Yet today, Brokaw lauds that same generation for “duty, honor, country, personal responsibility, and the marriage vow.” The extreme contrast between the despair with which this “Lost Generation” was greeted by its elders versus the reverence accorded it by posterity raises a red flag: is it possible that conventional wisdom about the rottenness of young people today is also misguided?
More pointedly, does denigrating youth serve to whitewash the failures of the grownup generation and its institutions? Monumental fiscal irresponsibility from Main Street to Wall Street had brought on the Great Depression. Among adults, skyrocketing crime, suicide, drunkenness, and a murder rate higher than today s devastated families and communities of the 1930s. Similar trends are evident today. Statistics clearly show soaring rates of violent and property crime, drug abuse, and family instability among adults over the past quarter century, along with unchecked concentration of wealth in the richest fraction of the population.
The surprise: contrary to their bad press, today's young Californians are behaving spectacularly well. Over the last two decades, teenagers' rates of felony and misdemeanor arrest are down 40%, suicide and self-destructive deaths have dropped 60%, and drug abuse deaths have declined 90%. In 1997, no teenagers died in Los Angeles County from heroin, cocaine, crack, or methamphetamine (drugs that killed 250 adults) -- one of many phenomenally positive facts about today's young that are not discussed because they violate the rigid, official-media narrative that “kids today” are going to hell.
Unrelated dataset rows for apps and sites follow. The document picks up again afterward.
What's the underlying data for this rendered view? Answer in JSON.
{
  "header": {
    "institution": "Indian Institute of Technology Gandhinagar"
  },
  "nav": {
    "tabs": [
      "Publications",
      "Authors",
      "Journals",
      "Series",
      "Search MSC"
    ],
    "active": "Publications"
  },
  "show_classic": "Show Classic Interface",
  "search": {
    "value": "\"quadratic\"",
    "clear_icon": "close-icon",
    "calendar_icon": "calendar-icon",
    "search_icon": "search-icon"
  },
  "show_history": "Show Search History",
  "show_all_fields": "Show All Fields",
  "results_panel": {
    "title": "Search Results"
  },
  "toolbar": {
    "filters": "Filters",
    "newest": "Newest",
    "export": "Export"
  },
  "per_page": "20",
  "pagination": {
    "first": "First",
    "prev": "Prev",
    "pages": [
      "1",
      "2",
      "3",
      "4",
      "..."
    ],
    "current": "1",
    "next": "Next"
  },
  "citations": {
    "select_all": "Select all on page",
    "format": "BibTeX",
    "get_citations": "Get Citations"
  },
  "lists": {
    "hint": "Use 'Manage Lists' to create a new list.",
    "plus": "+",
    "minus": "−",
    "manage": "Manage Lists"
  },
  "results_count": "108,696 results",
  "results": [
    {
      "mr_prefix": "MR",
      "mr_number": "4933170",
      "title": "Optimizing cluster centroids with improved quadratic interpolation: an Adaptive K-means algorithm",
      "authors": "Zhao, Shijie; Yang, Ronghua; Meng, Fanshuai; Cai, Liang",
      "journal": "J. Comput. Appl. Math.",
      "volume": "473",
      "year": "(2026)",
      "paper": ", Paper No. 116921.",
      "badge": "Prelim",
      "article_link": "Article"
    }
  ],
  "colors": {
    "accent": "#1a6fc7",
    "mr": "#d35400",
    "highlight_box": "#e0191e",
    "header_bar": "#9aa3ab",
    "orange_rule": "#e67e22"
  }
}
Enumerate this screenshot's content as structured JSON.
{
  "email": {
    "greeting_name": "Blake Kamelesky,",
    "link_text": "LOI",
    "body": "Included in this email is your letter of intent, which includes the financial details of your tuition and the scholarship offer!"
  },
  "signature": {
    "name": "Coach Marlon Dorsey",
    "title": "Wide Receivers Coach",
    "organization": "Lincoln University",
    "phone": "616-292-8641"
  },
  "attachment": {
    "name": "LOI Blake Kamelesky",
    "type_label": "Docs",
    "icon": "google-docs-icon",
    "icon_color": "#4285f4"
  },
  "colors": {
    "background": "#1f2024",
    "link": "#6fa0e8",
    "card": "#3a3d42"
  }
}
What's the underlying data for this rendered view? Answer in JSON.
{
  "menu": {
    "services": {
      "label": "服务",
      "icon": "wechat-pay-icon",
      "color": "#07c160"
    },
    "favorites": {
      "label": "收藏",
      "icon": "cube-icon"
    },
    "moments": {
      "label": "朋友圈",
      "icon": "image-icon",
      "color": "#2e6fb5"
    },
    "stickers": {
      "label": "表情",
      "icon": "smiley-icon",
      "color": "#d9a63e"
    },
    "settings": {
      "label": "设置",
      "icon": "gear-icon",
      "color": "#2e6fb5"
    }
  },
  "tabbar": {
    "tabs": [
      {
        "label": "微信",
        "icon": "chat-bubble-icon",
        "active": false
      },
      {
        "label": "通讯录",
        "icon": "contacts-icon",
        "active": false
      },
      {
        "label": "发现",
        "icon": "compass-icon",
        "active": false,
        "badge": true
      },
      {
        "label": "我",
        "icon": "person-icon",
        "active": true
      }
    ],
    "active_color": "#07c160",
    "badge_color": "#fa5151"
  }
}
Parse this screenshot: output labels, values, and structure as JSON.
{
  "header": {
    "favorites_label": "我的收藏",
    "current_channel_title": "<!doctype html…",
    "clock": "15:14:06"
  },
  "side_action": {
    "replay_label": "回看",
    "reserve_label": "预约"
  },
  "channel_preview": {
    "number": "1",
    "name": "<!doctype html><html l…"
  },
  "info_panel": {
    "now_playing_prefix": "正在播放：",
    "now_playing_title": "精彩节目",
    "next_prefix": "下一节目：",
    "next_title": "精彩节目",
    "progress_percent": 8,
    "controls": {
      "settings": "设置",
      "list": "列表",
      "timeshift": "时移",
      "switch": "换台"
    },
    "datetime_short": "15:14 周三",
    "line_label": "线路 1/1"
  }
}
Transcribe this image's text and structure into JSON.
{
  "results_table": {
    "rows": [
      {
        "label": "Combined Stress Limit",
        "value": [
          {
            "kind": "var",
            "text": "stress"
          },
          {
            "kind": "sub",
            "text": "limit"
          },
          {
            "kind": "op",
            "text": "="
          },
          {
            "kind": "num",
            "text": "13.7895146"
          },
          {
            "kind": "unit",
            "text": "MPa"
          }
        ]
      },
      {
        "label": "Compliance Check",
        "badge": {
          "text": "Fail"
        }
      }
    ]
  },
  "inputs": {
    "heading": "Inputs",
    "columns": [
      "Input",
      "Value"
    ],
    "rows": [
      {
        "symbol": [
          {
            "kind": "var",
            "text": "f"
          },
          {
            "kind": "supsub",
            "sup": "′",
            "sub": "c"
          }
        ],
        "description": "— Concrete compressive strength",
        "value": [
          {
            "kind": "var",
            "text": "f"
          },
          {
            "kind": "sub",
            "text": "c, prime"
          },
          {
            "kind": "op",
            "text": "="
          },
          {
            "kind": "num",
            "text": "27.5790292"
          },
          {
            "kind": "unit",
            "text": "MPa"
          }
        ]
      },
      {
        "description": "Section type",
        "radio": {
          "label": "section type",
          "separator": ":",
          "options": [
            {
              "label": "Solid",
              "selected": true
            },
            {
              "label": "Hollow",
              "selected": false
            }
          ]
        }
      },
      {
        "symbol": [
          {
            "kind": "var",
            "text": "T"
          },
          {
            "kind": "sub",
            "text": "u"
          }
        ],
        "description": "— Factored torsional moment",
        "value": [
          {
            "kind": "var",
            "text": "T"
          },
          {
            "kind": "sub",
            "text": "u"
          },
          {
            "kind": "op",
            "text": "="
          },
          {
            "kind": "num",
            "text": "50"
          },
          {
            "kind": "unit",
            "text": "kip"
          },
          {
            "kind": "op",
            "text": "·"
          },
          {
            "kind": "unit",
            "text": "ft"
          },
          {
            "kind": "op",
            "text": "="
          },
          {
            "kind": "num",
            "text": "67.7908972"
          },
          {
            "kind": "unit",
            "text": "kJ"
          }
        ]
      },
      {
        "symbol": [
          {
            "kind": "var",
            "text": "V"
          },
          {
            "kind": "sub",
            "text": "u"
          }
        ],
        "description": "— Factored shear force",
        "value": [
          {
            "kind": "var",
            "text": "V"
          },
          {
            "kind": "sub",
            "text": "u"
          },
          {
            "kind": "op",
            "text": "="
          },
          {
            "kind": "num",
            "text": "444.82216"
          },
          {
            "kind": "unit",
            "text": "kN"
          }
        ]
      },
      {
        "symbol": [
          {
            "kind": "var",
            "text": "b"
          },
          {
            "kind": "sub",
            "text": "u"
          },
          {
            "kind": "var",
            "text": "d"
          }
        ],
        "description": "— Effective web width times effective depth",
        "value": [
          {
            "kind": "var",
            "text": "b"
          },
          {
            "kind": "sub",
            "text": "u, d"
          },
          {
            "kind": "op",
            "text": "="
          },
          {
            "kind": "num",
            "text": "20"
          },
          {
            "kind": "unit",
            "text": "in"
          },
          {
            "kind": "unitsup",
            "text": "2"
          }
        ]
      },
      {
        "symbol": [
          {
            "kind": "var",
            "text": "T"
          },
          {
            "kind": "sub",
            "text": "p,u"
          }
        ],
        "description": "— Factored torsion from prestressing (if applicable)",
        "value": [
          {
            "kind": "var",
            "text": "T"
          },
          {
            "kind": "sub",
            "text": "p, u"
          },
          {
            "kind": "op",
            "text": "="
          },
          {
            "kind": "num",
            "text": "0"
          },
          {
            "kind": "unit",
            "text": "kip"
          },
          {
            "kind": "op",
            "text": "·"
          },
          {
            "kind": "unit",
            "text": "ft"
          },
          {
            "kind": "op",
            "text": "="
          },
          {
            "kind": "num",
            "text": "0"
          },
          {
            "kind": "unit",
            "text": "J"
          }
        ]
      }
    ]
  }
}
Youths today seem doggedly determined to survive disinvestment by the elder generation. Even after 25 years of massive public school defundings and classroom crowding, students display higher school enrollments, test scores, college preparatory work, and volunteerism than their carping forebears. Only California s poorest youth, stressed by the poverty and joblessness of a selective economic depression whose attrition is every bit as devastating to the young as the Great Depression was, have shown increases in violence and alienation, and even these are far less than the dismal conditions imposed on them would predict.
For all their grumbling, adults of the 1930s, led by President Franklin Roosevelt, innovated massive new job and education programs for the young despite a strapped Depression- era budget. When the New Deal programs, the GI Bill, and Social Security are added up, Brokaw's “greatest generation” turns out to have been the most government-subsidized cohort in history. Young people quickly justified the investment in sweat-labor Civilian Conservation Corps camps and World War II trenches.
But, while Roosevelt called on youths of the 1930s to help his administration fight “the forces of organized greed” that spawned a “a society that hurts so many of them,” Bill Clinton's presidency and the Republican Congress have abetted the pyramiding of corporate wealth, excused their own abject moral failings, and loudly demanded a “personal responsibility” ethic of young people those in power are unwilling to meet. Just possibly, the better behaviors, personal optimism, and volunteer spirit of today's youth portend a greatness so far obscured by their elders' ill-considered torrent of negativism.